Organised by Science
Dancing cocks (that's male chickens, cheeky) in tight speedos fighting over a scantily clad egg might not be the first thing that comes to mind when thinking about PhD theses. However, that just about describes this year's winner of Science magazine's Dance Your PhD contest.
For the people with enough endurance to churn one out, a PhD thesis is probably the biggest piece of writing they'll produce. Conversely, it will be read by the least amount of people. If you're lucky, all of four individual people (both your supervisors and your examiners) will actually manage to get all the way to the end. As it takes at least three, and often more years of your life to put down those tens of thousands of words in a comprehensible manner, this is can feel like a bit of a disappointment.
And that's where Dance Your PhD comes in. The contest, which is in its sixth year, aims to get the science across in a fun manner. In the case of this year’s winner, the directing student definitely seems to have had plenty of fun (for example by coming up with the idea to shoot a water ballet in a freezing cold lake). And it definitely makes for interesting videos.
Apart from the overall winner, a video on sperm competition, other category winners included a Bollywood-inspired video on linking proteins (chemistry), a human train depicting metal fatigue (physics), experimental sleep deprivation (social sciences) and retinoblastoma - an eye tumour - being attacked by salsa-dancing devilish proteins (reader favourite).

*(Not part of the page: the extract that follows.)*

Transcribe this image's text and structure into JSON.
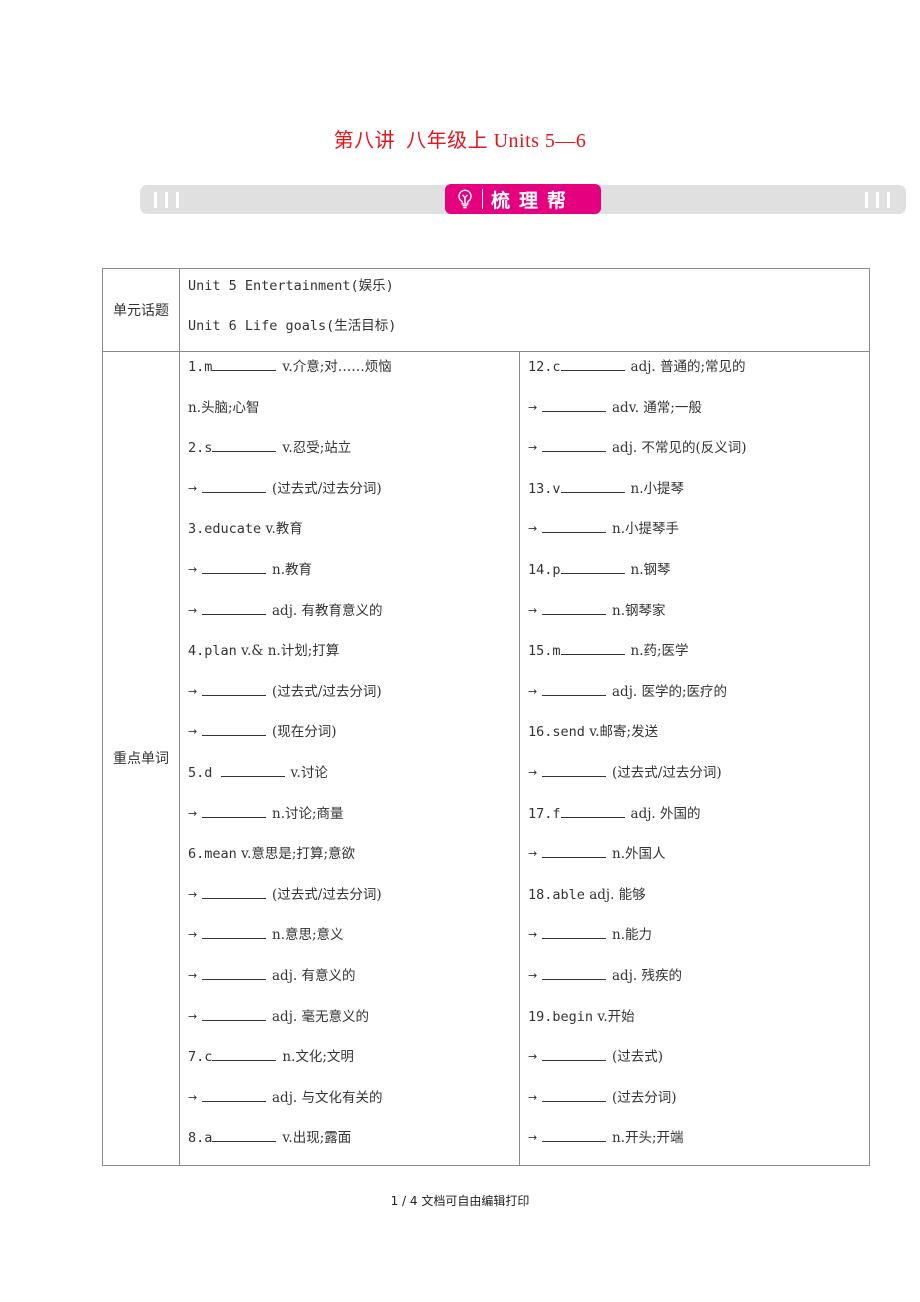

All winners will receive $500 in prize money, and the overall winner, Cedric Tan from Oxford, UK, has won an additional $500 and a trip to Stanford University in Palo Alto, California. Let’s mull over that while family members ask you what your PhD is on this Christmas.